Financial Risk Management
Feasibility of Creation of Rainfall Risk Market in India: A Perception Analysis

Article Details
Pub. Date : Sep, 2021
Product Name : The IUP Journal of Financial Risk Management
Product Type : Article
Product Code : IJFRM20921
Author Name : Bharath V, Jyothi Shivakumar N M and G Kotreshwar
Availability : YES
Subject/Domain : Finance Management
Download Format : PDF Format
No. of Pages : 16



This paper studies the feasibility of rainfall risk market in India. Perceptional studies on feasibility of creation of rainfall risk market are essential to understand the ecosystem of our capital markets to design, develop and trade rainfall-risk products like rainfall futures and options. The study is exploratory in nature because no research has been done on the feasibility of rainfall risk market based on stakeholders'/experts' perceptions. It is based on the primary data collected through a structured questionnaire and circulated among the selected sample of 208 respondents.

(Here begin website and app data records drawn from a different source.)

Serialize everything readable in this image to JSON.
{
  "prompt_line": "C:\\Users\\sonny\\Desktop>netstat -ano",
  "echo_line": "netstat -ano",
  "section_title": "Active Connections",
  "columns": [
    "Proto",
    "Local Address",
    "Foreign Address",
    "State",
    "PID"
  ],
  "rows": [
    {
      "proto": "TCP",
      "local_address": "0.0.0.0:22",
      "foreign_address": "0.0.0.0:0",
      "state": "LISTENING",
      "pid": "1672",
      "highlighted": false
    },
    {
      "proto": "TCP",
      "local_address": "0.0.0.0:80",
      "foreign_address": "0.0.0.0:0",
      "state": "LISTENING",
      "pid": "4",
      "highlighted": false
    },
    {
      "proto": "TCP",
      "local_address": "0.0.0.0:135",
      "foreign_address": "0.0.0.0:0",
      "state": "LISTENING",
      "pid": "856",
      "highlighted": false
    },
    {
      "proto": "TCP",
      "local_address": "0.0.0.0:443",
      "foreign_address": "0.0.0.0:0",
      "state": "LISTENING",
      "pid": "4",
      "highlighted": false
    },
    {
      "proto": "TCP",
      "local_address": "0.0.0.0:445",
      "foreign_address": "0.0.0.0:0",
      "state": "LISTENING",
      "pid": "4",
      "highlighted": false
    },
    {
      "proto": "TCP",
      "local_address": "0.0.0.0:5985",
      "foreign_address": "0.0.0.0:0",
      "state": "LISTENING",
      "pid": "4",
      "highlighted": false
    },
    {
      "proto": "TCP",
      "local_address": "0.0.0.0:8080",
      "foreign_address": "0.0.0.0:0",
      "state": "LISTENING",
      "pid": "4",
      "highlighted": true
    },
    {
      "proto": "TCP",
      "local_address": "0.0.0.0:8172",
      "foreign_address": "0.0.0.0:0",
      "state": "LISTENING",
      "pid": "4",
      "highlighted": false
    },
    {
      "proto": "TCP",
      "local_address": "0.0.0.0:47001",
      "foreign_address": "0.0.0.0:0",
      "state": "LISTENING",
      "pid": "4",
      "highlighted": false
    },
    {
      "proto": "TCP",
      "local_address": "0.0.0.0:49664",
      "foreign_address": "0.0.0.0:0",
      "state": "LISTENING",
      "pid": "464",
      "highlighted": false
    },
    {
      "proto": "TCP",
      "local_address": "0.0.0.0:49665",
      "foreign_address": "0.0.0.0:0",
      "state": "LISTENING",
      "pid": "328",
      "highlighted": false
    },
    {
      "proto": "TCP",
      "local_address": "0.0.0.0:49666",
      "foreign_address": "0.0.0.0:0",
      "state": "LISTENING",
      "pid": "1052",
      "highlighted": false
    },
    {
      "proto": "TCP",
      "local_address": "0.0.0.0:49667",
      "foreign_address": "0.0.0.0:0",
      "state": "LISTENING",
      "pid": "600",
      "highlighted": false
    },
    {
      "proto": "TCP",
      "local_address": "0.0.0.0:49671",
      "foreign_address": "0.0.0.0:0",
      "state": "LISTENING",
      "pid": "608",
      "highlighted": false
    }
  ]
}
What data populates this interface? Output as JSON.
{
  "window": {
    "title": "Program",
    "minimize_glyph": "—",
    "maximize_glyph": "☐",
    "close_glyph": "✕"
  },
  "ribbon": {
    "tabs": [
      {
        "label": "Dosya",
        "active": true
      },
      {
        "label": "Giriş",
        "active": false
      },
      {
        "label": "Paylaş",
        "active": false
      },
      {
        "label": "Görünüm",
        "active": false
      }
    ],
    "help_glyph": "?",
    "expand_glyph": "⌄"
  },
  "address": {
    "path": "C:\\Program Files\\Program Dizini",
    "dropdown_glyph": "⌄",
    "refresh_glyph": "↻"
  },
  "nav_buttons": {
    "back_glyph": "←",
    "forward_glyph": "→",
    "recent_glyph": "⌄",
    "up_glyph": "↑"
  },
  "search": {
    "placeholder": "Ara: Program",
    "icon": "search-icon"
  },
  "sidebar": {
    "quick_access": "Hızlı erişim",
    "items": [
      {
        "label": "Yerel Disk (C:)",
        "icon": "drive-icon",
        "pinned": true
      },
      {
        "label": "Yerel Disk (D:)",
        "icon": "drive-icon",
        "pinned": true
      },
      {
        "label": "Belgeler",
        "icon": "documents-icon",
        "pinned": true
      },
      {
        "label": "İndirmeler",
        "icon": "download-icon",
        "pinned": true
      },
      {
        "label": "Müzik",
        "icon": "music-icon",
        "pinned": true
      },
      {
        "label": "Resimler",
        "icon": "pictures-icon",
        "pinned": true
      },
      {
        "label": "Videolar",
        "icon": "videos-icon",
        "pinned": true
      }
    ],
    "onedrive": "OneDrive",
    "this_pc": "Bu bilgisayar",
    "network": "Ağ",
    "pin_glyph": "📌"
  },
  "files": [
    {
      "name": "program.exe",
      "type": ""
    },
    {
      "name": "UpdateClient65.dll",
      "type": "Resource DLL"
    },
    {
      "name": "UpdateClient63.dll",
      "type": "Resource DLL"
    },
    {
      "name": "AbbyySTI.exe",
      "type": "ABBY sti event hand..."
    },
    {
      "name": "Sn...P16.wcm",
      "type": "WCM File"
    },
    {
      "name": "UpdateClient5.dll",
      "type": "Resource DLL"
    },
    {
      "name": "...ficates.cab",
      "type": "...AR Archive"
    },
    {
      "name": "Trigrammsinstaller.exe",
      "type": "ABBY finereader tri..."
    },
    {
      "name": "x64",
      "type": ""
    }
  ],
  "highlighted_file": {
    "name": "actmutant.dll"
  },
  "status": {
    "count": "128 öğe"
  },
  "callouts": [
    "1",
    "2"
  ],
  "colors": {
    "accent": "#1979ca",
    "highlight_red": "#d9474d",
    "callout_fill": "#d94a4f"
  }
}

The respondents are academicians, executives working in insurance/reinsurance companies, professionals working in commodity/stock exchange, stockbroking, and practicing CA/CMA/CS/CFA professionals. The findings indicate that there exists scope for creating rainfall risk markets in India. However, creating awareness amongst the stakeholders is a prerequisite for creation of such markets. The results of the study are likely to chart a road map that lays down a clear path for design and development of rainfall risk markets.


The contemporary financial system is characterized by high pace of innovation, resulting in new instruments, mechanism and markets. Today, capital market policies and instruments are designed to promote more sustainable investment practices to address the challenges posed by climate change, and to support achievement of the sustainable development goals.

India has always been a land of extreme diversity-be it culture, landscape or weather. Of these, the weather factor presents formidable challenges since it is not possible to control. The report of a recent study on climate change covering the period between 1961 and 2012 by Indian Meteorological Department (IMD) noted that "spatially coherent decrease in monsoon season is a cause for worry". Ambivalent monsoons are the major source of risk not only for agriculture which sustains over 60% of Indian workforce, but also for other segments of the economy, including hydropower generation, agro-processing, agri-insurance and finance, construction and tourism industry.